When most entrepreneurs think of selling to the government, Uncle Sam is the first prospect that generally comes to mind. But there are many other agencies to consider, says Rick Grimm, executive vice president of the National Institute of Governmental Purchasing.
According to Grimm, state and local government agencies are expected to spend $1.02 trillion in 1999; five years from now, that figure will jump to $1.31 trillion. The federal government, by comparison, spends approximately $200 billion a year.
And while city and county government contracts have generally been perceived as small potatoes, they're actually excellent training grounds for selling to the federal government, says Judith Roussel, the SBA's associate administrator for government contracting. "A lot of what the [federal] government does today is award contracts based on past performance. Because it's harder for a new company or one that hasn't had a [government] contract before, businesses should [first] look to work in the commercial market or earn smaller contracts in the same line of work so they can get a reference."

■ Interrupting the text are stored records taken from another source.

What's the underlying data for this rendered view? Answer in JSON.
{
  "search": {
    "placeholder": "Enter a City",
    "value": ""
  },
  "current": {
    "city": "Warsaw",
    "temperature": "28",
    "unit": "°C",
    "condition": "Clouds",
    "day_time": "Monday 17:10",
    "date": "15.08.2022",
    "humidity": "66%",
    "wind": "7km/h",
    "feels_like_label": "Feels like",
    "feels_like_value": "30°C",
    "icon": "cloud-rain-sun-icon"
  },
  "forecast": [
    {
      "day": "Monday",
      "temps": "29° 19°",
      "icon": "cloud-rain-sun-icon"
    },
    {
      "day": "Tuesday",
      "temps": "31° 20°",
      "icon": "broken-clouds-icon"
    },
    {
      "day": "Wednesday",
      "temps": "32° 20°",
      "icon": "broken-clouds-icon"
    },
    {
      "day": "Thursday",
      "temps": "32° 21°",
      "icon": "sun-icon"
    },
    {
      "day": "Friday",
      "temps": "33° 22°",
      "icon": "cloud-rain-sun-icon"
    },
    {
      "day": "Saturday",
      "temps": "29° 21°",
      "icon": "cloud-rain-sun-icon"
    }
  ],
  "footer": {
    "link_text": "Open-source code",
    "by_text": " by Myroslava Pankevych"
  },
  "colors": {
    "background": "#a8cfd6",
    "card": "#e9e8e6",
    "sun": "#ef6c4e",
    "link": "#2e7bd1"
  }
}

So what does it take to get that first government contract? The process is similar for federal, state and local agencies. "The first step is to find out who buys what you sell," says Roussel. Also important is understanding how the government buys. "In some cases, buying is done for the entire country, and in other instances, departments buy certain services for one area."
The federal government's General Services Administration (GSA), for example, typically buys items used by every agency and department. They also oversee all federal property purchases and management, buy all government automobiles, and set up the Federal Supply schedule for all agencies. "If anybody wanted to buy paper, for example, GSA would set up the schedule, and any business that met the qualifications could apply to get on the schedule," says Roussel. "An agency must go to at least three firms on the schedule and make the best value decision on which businesses to buy from."
According to Grimm, most states' equivalent to the GSA, as far as overall purchasing, is a local administrative services agency. Practically every state has a department of transportation, and most have a health and human services or welfare assistance program that makes big purchases. In addition to participating in overall buying, each agency and department purchases its own items and services.
In order to get your business's name circulating among these agencies, you have to get registered. At the city and state level, contact the purchasing department to find out where to register. Cities rely greatly on business registration because they typically don't have enough staff to proactively seek suppliers.
At the federal level, Roussel believes the best place to start is with the PRO-Net database. "PRO-Net is an Internet listing of 171,000 small businesses interested in doing business with the government," she explains. "Users are federal agencies and larger prime contractors, both of which have goals to do a certain percentage of their business with small firms. And it's free [for small businesses] to register."